- [THE TASK]
Consider the entries below. Count the lines holding the string "structured" and state the number only.

- [SUPPLIED RECORDS]
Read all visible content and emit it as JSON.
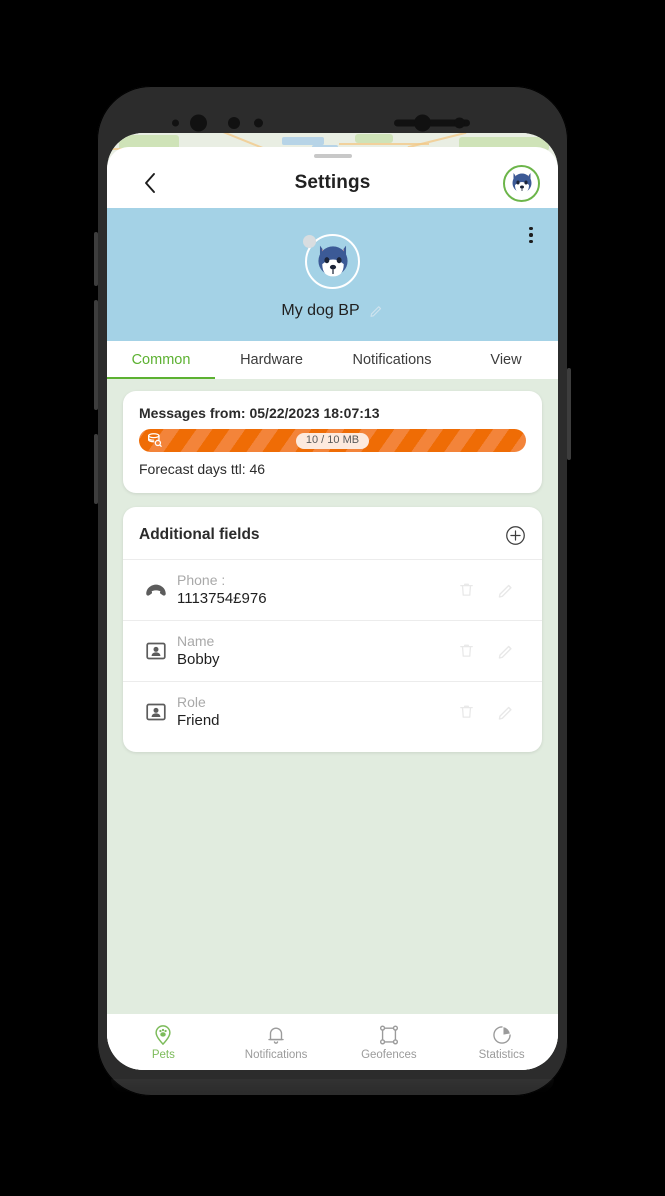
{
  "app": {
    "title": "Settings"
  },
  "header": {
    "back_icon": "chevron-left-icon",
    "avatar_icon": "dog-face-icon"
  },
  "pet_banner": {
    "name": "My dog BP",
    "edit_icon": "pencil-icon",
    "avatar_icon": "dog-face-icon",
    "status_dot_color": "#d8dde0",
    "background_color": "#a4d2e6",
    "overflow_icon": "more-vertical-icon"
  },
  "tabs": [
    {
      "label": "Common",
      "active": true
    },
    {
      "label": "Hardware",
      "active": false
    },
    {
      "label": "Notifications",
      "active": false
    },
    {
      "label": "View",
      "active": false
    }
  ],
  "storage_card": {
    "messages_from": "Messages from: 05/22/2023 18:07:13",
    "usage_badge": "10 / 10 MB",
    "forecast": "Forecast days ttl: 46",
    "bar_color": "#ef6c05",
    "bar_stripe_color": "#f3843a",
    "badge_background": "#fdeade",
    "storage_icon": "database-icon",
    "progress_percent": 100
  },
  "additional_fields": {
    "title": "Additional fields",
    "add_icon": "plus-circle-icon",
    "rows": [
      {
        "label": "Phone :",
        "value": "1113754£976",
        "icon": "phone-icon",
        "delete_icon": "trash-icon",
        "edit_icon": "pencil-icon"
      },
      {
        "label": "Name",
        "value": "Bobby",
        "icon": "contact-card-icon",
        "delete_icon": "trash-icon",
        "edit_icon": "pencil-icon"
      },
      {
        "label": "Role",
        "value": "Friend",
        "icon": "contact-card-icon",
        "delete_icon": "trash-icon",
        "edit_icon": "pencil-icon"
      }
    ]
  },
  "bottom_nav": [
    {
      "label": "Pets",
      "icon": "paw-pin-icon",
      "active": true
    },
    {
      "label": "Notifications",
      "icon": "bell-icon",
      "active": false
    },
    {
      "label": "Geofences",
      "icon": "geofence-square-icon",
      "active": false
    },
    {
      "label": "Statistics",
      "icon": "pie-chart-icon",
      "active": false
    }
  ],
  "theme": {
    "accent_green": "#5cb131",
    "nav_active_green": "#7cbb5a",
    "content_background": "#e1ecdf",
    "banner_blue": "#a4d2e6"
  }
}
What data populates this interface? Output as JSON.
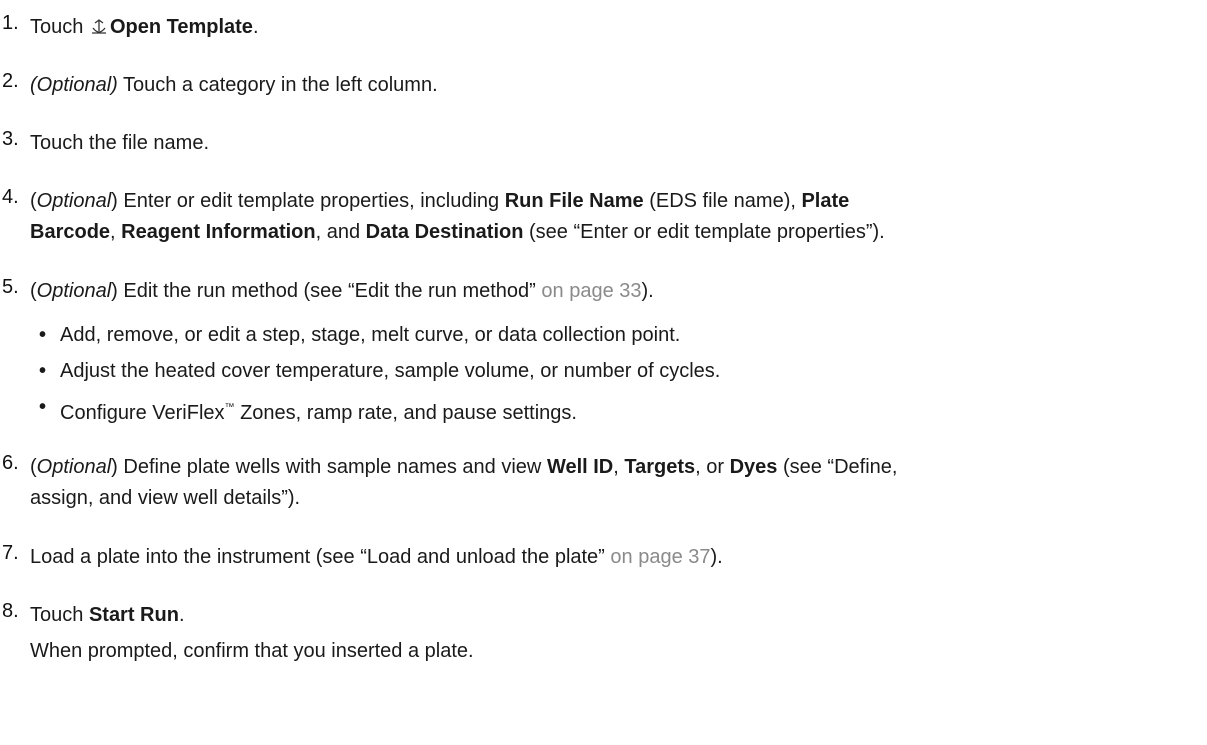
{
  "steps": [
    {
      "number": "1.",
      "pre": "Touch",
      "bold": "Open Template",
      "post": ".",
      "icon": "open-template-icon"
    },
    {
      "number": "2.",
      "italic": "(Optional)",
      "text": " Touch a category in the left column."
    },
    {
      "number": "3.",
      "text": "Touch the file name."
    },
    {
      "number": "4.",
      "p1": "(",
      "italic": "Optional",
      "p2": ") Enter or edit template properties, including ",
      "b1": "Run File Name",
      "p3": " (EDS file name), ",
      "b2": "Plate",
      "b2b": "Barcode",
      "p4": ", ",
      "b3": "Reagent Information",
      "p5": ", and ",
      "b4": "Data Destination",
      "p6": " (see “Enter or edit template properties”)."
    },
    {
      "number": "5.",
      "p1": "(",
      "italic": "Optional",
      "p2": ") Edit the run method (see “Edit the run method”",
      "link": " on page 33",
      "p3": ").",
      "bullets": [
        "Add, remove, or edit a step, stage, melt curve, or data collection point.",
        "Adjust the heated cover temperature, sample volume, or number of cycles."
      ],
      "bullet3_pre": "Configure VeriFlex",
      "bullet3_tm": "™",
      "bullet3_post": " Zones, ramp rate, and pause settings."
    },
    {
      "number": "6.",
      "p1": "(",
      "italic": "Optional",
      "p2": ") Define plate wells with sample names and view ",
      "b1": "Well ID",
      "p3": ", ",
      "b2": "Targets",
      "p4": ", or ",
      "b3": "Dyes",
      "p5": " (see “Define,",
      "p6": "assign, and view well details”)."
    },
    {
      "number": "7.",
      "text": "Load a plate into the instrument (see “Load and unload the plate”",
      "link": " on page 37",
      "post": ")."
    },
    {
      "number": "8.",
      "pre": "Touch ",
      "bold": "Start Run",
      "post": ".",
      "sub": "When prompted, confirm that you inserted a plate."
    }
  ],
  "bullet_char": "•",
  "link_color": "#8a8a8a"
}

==

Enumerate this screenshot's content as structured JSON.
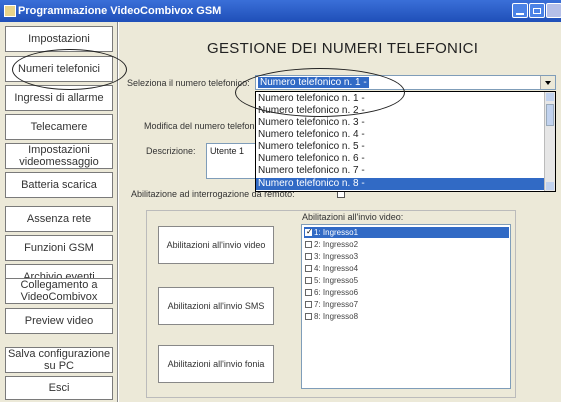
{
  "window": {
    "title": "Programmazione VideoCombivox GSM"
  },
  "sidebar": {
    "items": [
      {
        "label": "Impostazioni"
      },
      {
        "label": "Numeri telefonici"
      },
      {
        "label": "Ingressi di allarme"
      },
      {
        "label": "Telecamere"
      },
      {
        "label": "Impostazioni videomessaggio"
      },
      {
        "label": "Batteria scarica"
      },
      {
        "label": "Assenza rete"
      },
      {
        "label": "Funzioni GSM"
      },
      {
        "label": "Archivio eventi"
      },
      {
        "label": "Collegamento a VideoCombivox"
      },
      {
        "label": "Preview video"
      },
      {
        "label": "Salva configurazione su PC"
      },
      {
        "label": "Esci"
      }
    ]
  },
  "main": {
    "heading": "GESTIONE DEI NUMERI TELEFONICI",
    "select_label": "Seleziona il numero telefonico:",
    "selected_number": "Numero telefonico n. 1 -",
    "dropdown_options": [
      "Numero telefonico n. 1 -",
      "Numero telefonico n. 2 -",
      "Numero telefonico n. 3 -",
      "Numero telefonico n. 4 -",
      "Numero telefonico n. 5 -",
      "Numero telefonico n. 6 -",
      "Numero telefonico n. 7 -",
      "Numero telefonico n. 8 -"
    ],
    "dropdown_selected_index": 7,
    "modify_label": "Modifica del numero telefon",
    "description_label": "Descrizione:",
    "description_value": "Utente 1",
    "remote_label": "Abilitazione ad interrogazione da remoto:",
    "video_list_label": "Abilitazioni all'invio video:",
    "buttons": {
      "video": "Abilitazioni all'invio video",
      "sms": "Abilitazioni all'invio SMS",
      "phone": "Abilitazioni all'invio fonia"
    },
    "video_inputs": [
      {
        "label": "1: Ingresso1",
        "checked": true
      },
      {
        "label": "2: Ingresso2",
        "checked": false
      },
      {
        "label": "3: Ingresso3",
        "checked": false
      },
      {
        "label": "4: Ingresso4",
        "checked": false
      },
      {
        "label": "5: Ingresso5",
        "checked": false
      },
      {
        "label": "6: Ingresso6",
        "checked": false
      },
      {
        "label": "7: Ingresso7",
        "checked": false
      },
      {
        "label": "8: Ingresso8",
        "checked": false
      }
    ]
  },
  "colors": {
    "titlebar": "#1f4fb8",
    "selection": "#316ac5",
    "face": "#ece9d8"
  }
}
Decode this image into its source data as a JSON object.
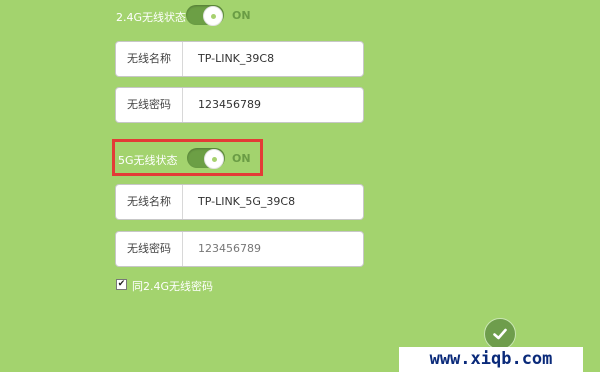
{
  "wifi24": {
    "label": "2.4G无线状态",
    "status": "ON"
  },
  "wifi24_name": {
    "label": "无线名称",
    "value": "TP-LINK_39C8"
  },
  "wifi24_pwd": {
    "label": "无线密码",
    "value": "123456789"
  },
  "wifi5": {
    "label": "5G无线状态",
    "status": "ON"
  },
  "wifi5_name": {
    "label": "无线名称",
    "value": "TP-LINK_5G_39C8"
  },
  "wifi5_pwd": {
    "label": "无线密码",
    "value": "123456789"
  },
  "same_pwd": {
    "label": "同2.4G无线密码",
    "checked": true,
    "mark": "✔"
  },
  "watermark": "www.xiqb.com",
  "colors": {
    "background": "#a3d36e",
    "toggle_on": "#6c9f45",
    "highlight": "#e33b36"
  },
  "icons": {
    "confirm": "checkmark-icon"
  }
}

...

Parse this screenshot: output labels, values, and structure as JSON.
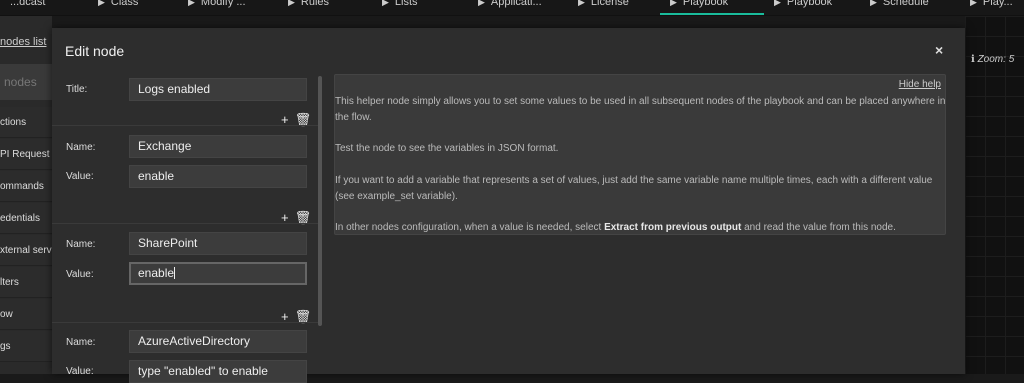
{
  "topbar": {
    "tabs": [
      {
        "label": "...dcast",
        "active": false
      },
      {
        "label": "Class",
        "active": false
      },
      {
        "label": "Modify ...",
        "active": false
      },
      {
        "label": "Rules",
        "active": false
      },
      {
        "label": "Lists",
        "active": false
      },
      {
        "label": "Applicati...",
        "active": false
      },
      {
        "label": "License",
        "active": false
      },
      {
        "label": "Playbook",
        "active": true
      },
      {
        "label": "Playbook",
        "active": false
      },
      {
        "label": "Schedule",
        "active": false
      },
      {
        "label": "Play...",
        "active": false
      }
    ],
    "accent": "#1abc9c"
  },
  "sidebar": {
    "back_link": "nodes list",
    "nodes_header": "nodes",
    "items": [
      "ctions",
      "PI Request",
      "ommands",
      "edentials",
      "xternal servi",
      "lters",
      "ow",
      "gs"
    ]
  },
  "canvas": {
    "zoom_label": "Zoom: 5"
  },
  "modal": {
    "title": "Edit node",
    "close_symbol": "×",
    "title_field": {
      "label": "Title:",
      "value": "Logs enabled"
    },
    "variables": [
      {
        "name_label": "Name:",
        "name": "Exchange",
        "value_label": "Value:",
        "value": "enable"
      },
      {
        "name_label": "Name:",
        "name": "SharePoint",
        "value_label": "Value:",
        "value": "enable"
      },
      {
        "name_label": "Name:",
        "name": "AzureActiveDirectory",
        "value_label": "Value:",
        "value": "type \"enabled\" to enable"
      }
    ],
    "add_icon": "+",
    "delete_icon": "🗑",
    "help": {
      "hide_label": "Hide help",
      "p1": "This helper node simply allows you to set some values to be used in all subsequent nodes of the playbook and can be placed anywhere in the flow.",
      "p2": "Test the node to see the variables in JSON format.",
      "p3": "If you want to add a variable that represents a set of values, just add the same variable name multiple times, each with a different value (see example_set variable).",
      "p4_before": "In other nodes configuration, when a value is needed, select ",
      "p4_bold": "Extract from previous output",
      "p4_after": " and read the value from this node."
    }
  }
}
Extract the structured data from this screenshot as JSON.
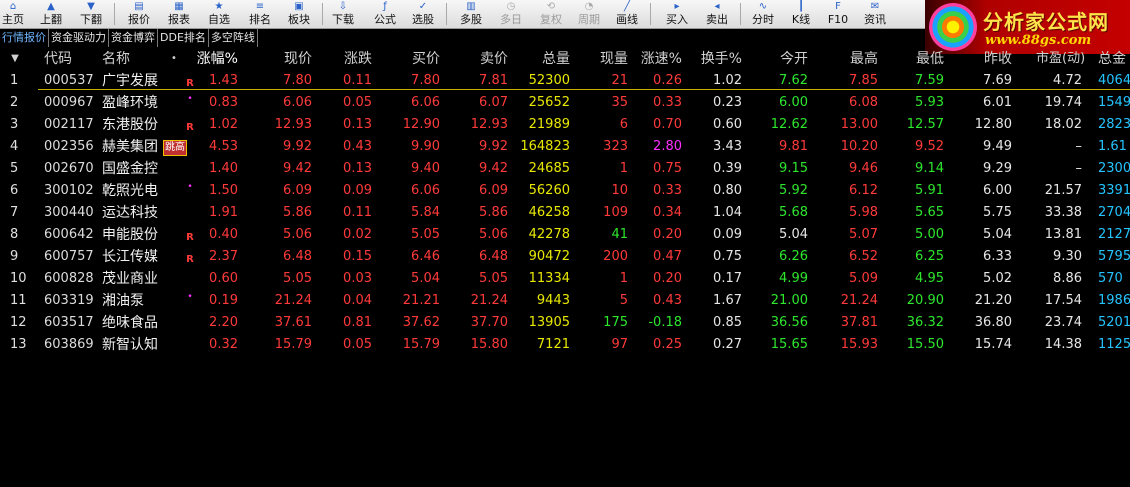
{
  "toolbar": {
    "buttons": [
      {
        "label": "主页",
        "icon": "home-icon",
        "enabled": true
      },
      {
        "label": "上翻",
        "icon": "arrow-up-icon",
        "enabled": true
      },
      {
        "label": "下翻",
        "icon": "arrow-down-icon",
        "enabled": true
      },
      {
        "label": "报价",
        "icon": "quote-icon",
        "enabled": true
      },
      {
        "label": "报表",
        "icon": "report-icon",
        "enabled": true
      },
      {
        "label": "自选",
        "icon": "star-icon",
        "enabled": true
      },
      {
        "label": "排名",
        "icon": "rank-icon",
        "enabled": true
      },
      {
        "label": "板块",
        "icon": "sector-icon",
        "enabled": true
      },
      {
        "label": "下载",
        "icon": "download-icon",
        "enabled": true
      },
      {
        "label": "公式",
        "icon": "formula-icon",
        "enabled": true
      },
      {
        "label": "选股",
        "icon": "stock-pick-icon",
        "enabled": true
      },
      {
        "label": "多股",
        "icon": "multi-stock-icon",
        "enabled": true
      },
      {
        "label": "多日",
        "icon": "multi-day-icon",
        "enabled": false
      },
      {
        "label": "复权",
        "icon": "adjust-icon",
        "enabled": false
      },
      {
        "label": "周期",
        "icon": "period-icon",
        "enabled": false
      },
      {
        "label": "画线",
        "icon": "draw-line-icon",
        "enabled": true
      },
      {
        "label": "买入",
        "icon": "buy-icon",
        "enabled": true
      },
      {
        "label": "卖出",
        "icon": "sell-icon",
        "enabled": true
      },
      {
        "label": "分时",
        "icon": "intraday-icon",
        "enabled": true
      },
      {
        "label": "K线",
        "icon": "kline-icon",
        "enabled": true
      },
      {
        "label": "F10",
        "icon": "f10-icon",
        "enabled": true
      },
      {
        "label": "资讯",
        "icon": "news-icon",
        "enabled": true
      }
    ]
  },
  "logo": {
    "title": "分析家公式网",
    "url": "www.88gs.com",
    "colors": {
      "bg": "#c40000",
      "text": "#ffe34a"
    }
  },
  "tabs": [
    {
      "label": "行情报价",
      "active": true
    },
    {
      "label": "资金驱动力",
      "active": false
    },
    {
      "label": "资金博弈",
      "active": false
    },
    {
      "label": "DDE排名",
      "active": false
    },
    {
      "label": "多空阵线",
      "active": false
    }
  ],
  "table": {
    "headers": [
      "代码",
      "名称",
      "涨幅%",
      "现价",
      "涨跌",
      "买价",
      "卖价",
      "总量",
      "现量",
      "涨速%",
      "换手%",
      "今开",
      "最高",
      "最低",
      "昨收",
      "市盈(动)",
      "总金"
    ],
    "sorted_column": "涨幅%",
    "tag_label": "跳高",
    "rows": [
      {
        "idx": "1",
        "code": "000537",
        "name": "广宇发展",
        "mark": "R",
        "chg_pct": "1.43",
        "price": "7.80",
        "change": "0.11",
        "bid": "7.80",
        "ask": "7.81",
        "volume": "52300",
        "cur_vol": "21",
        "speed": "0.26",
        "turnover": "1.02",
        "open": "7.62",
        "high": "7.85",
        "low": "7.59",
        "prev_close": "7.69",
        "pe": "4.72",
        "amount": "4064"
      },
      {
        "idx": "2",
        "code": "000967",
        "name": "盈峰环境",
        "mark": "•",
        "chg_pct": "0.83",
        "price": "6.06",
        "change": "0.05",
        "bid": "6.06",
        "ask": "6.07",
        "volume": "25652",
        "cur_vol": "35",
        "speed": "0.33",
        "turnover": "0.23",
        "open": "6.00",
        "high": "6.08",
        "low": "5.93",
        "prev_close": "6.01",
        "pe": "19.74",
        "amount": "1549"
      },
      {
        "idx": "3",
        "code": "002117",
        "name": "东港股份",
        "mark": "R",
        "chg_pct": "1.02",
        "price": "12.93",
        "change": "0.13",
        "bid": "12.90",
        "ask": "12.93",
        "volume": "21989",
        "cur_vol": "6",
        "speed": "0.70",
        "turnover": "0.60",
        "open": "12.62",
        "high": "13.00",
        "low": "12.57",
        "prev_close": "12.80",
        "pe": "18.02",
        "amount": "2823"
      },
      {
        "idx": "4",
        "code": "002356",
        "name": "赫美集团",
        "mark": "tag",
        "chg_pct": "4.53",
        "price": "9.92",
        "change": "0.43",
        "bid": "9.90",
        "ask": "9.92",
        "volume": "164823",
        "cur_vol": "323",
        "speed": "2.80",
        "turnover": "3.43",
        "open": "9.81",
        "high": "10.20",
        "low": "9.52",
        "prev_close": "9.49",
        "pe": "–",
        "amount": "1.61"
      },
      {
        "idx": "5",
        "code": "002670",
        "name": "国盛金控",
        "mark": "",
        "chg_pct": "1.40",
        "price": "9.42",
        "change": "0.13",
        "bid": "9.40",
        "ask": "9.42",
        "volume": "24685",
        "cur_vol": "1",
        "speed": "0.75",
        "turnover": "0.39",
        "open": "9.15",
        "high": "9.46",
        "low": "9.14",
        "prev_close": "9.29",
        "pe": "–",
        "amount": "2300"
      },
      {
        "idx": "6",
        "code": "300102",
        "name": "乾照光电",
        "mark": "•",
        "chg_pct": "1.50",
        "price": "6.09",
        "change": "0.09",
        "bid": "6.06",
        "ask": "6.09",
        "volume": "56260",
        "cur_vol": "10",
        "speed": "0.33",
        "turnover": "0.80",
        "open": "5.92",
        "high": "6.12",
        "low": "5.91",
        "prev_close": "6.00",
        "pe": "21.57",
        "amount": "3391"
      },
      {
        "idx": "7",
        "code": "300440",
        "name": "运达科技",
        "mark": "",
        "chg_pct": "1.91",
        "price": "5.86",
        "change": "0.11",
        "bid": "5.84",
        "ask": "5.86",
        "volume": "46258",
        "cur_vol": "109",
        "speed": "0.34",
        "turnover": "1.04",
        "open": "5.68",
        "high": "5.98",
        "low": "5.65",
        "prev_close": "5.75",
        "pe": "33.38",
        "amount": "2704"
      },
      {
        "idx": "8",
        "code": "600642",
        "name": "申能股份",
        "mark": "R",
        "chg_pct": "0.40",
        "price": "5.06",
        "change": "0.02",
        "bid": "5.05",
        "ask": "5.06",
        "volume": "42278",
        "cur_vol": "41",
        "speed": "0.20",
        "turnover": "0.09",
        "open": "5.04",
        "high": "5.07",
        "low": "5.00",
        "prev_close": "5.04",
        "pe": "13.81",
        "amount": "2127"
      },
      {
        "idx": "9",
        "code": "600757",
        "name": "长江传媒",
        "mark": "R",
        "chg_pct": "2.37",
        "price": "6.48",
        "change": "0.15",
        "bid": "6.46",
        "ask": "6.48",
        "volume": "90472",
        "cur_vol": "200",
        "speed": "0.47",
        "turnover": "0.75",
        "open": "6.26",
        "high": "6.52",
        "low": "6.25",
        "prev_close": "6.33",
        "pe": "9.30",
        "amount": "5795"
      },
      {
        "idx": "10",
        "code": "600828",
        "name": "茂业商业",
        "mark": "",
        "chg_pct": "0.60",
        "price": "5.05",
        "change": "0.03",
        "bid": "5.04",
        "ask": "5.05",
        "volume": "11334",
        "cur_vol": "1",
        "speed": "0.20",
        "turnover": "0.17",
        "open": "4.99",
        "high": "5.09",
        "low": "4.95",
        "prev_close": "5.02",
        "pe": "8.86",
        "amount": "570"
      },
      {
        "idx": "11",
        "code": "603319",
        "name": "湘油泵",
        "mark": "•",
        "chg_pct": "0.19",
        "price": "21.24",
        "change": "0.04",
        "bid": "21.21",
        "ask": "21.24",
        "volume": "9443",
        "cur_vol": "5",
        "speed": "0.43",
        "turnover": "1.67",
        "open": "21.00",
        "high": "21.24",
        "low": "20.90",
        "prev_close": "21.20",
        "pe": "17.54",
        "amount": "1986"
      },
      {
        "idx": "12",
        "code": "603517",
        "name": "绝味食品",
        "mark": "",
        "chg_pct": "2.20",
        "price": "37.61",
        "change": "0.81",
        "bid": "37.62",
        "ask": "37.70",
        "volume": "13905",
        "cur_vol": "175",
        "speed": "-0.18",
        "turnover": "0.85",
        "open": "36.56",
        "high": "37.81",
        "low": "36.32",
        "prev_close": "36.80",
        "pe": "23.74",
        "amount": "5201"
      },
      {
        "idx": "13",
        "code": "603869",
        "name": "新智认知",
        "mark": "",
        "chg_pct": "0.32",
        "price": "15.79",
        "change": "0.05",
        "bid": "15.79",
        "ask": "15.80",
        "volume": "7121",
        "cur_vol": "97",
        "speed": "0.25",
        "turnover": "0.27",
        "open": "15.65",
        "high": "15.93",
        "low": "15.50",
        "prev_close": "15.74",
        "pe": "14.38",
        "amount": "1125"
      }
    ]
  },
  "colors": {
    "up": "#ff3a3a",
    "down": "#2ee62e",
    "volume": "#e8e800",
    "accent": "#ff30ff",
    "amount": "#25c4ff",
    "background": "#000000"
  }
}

- [WORKED SOLUTION]
2